She glared at his back as he moved toward the rest of the group, and he turned around at the last minute.
“What?” Her voice was testy.
“I think about it, too.”
. That . . . called for more wine.
Except her glass was already full, so instead, she sighed and decided that there was a damn good reason they’d put up all that ice between them. Time to reinstall it before he made any more precarious trips down memory lane.
She joined everyone at the kitchen counter, where they’d gathered around the appetizers like vultures.
“Em, any update on your apartment?” Jake asked.
“Nope, but it’s not my problem anymore,” Emma said, picking up an olive. “My renter’s insurance check is in the mail, and I gave notice to my landlord, so even if it is all fixed up, I won’t be moving back in. I was month to month anyway, so it was an easy out.”
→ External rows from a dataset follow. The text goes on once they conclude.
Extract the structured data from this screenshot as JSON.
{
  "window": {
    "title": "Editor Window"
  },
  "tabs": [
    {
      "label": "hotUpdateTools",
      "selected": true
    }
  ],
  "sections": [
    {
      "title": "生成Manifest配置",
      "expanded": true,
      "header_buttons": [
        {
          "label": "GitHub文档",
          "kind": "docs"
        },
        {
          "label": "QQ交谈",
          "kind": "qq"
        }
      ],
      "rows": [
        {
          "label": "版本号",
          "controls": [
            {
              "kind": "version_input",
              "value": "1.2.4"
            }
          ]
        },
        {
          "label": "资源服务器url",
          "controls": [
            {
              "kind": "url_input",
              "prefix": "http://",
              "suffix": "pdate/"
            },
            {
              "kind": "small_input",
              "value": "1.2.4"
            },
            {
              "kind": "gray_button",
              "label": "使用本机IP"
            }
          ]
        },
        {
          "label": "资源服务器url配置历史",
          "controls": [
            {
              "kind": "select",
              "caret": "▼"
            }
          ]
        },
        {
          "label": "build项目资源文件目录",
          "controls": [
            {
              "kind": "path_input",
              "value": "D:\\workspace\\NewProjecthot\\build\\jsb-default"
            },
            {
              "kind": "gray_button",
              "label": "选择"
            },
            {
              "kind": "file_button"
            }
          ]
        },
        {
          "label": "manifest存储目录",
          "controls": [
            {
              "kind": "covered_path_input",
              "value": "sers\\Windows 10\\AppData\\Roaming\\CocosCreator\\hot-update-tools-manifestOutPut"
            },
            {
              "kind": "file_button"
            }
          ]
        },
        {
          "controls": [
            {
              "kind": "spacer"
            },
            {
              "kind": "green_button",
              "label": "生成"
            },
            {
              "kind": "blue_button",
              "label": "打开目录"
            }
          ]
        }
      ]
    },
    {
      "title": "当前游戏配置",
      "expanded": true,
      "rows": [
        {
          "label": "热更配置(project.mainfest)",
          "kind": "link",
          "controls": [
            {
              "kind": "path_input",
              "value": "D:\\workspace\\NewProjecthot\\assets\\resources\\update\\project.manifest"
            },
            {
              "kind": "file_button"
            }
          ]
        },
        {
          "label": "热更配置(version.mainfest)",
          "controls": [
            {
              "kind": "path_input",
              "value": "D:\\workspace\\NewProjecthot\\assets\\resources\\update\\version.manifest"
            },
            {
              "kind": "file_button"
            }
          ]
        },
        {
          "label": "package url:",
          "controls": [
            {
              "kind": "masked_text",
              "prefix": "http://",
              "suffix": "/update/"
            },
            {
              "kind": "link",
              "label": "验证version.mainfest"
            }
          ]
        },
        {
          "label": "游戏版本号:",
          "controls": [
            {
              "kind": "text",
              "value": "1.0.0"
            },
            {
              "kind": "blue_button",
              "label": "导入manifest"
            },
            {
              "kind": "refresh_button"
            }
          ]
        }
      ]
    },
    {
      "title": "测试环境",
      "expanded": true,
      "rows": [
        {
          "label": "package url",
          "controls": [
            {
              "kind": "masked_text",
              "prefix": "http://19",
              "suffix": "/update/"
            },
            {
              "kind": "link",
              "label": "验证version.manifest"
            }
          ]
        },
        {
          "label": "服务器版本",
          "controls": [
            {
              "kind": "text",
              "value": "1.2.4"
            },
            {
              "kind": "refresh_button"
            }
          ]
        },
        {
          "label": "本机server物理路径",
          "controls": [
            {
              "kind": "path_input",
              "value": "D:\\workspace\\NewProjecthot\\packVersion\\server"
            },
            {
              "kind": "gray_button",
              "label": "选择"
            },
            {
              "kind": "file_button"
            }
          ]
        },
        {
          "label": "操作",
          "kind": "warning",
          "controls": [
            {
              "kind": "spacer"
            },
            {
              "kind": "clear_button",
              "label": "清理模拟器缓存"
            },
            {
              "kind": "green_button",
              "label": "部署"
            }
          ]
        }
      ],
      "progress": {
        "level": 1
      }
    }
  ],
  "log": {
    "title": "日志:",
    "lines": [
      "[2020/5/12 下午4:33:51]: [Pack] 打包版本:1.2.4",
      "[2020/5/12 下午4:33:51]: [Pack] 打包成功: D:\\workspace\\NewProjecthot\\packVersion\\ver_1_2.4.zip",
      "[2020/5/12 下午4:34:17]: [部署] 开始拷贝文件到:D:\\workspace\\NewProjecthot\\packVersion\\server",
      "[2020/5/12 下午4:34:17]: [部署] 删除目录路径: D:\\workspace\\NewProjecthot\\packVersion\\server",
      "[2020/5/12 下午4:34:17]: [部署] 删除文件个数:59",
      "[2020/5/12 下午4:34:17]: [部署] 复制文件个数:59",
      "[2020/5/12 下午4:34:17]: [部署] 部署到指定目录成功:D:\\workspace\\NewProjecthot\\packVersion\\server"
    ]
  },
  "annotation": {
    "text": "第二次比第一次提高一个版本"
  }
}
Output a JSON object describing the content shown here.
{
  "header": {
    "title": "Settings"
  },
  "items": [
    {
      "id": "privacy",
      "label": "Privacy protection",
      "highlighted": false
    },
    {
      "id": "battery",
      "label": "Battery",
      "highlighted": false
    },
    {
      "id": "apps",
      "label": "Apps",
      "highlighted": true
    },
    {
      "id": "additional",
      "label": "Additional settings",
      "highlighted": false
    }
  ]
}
“Thank God,” Riley muttered. “Can you imagine the smell? Like rot and mildew and upstairs neighbor’s dirty water and
“So what’s next?” Grace asked, ignoring Riley’s rant.
Emma shrugged. “Camille’s not back for another two months, so I’ve got awhile to figure it out.”
“You better not leave the Uppers,” Julie said. “I need solidarity up here in classy-town while these hip friends of ours hang out in the Village and Tribeca.”
“Um, sorry, but whose lease in the Village did I take over?” Riley said tapping her lip. “Was that yours, Jules?”
Julie changed the subject. “Hey, Cassidy, Mitchell has something to ask you,” she said in a loud voice, quieting all other conversation.